____ RECORDS PROVIDED

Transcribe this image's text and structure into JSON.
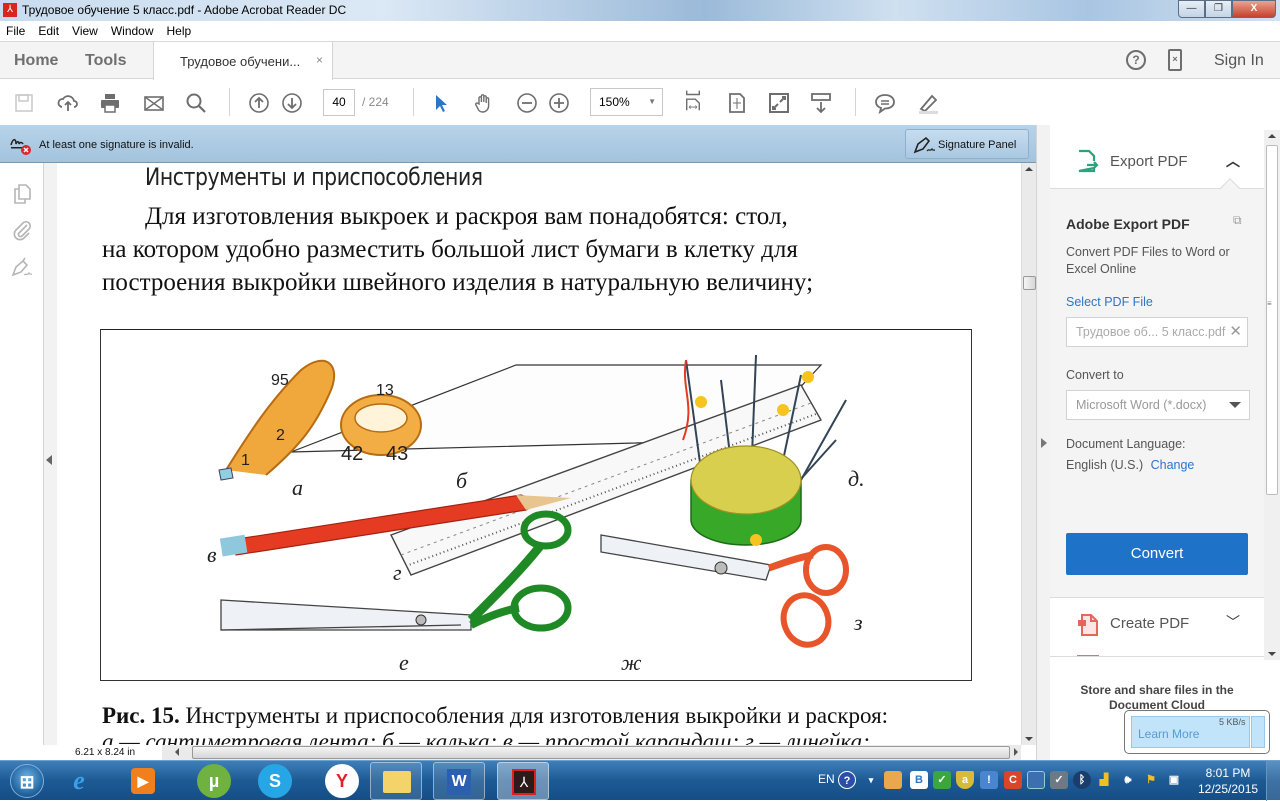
{
  "window": {
    "title": "Трудовое обучение 5 класс.pdf - Adobe Acrobat Reader DC",
    "minimize": "—",
    "restore": "❐",
    "close": "X"
  },
  "menu": [
    "File",
    "Edit",
    "View",
    "Window",
    "Help"
  ],
  "tabs": {
    "home": "Home",
    "tools": "Tools",
    "document": "Трудовое обучени...",
    "close": "×",
    "help": "?",
    "sign_in": "Sign In"
  },
  "toolbar": {
    "page_current": "40",
    "page_total": "/  224",
    "zoom": "150%",
    "icons": [
      "save-icon",
      "upload-cloud-icon",
      "print-icon",
      "email-icon",
      "search-icon",
      "page-up-icon",
      "page-down-icon",
      "select-cursor-icon",
      "hand-icon",
      "zoom-out-icon",
      "zoom-in-icon",
      "fit-width-icon",
      "fit-page-icon",
      "fullscreen-icon",
      "scroll-mode-icon",
      "comment-icon",
      "highlight-icon"
    ]
  },
  "signature_bar": {
    "message": "At least one signature is invalid.",
    "button": "Signature Panel"
  },
  "document": {
    "heading": "Инструменты и приспособления",
    "paragraph": [
      "Для изготовления выкроек и раскроя вам понадобятся: стол,",
      "на котором удобно разместить большой лист бумаги в клетку для",
      "построения выкройки швейного изделия в натуральную величину;"
    ],
    "figure_labels": {
      "a": "а",
      "b": "б",
      "v": "в",
      "g": "г",
      "d": "д.",
      "e": "е",
      "zh": "ж",
      "z": "з"
    },
    "caption_bold": "Рис. 15.",
    "caption": " Инструменты и приспособления для изготовления выкройки и раскроя:",
    "caption_line2": "а — сантиметровая лента; б — калька; в — простой карандаш; г — линейка;",
    "page_size": "6.21 x 8.24 in"
  },
  "right_pane": {
    "export_title": "Export PDF",
    "export_heading": "Adobe Export PDF",
    "export_desc": "Convert PDF Files to Word or Excel Online",
    "select_file": "Select PDF File",
    "file_name": "Трудовое об... 5 класс.pdf",
    "convert_to_label": "Convert to",
    "convert_to_value": "Microsoft Word (*.docx)",
    "doc_lang_label": "Document Language:",
    "doc_lang_value": "English (U.S.)",
    "doc_lang_change": "Change",
    "convert_button": "Convert",
    "create_pdf": "Create PDF",
    "store_share": "Store and share files in the Document Cloud"
  },
  "network_tooltip": {
    "learn_more": "Learn More",
    "speed": "5 KB/s"
  },
  "taskbar": {
    "apps": [
      "start",
      "internet-explorer",
      "media-player",
      "utorrent",
      "skype",
      "yandex-browser",
      "file-explorer",
      "microsoft-word",
      "adobe-reader"
    ],
    "language": "EN",
    "time": "8:01 PM",
    "date": "12/25/2015"
  }
}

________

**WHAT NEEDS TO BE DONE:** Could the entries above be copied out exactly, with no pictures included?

**SOLVED EXERCISE:**
Transcribe this image's text and structure into JSON.
{
  "window": {
    "title": "Трудовое обучение 5 класс.pdf - Adobe Acrobat Reader DC",
    "minimize": "—",
    "restore": "❐",
    "close": "X"
  },
  "menu": [
    "File",
    "Edit",
    "View",
    "Window",
    "Help"
  ],
  "tabs": {
    "home": "Home",
    "tools": "Tools",
    "document": "Трудовое обучени...",
    "close": "×",
    "help": "?",
    "sign_in": "Sign In"
  },
  "toolbar": {
    "page_current": "40",
    "page_total": "/  224",
    "zoom": "150%",
    "icons": [
      "save-icon",
      "upload-cloud-icon",
      "print-icon",
      "email-icon",
      "search-icon",
      "page-up-icon",
      "page-down-icon",
      "select-cursor-icon",
      "hand-icon",
      "zoom-out-icon",
      "zoom-in-icon",
      "fit-width-icon",
      "fit-page-icon",
      "fullscreen-icon",
      "scroll-mode-icon",
      "comment-icon",
      "highlight-icon"
    ]
  },
  "signature_bar": {
    "message": "At least one signature is invalid.",
    "button": "Signature Panel"
  },
  "document": {
    "heading": "Инструменты и приспособления",
    "paragraph": [
      "Для изготовления выкроек и раскроя вам понадобятся: стол,",
      "на котором удобно разместить большой лист бумаги в клетку для",
      "построения выкройки швейного изделия в натуральную величину;"
    ],
    "figure_labels": {
      "a": "а",
      "b": "б",
      "v": "в",
      "g": "г",
      "d": "д.",
      "e": "е",
      "zh": "ж",
      "z": "з"
    },
    "caption_bold": "Рис. 15.",
    "caption": " Инструменты и приспособления для изготовления выкройки и раскроя:",
    "caption_line2": "а — сантиметровая лента; б — калька; в — простой карандаш; г — линейка;",
    "page_size": "6.21 x 8.24 in"
  },
  "right_pane": {
    "export_title": "Export PDF",
    "export_heading": "Adobe Export PDF",
    "export_desc": "Convert PDF Files to Word or Excel Online",
    "select_file": "Select PDF File",
    "file_name": "Трудовое об... 5 класс.pdf",
    "convert_to_label": "Convert to",
    "convert_to_value": "Microsoft Word (*.docx)",
    "doc_lang_label": "Document Language:",
    "doc_lang_value": "English (U.S.)",
    "doc_lang_change": "Change",
    "convert_button": "Convert",
    "create_pdf": "Create PDF",
    "store_share": "Store and share files in the Document Cloud"
  },
  "network_tooltip": {
    "learn_more": "Learn More",
    "speed": "5 KB/s"
  },
  "taskbar": {
    "apps": [
      "start",
      "internet-explorer",
      "media-player",
      "utorrent",
      "skype",
      "yandex-browser",
      "file-explorer",
      "microsoft-word",
      "adobe-reader"
    ],
    "language": "EN",
    "time": "8:01 PM",
    "date": "12/25/2015"
  }
}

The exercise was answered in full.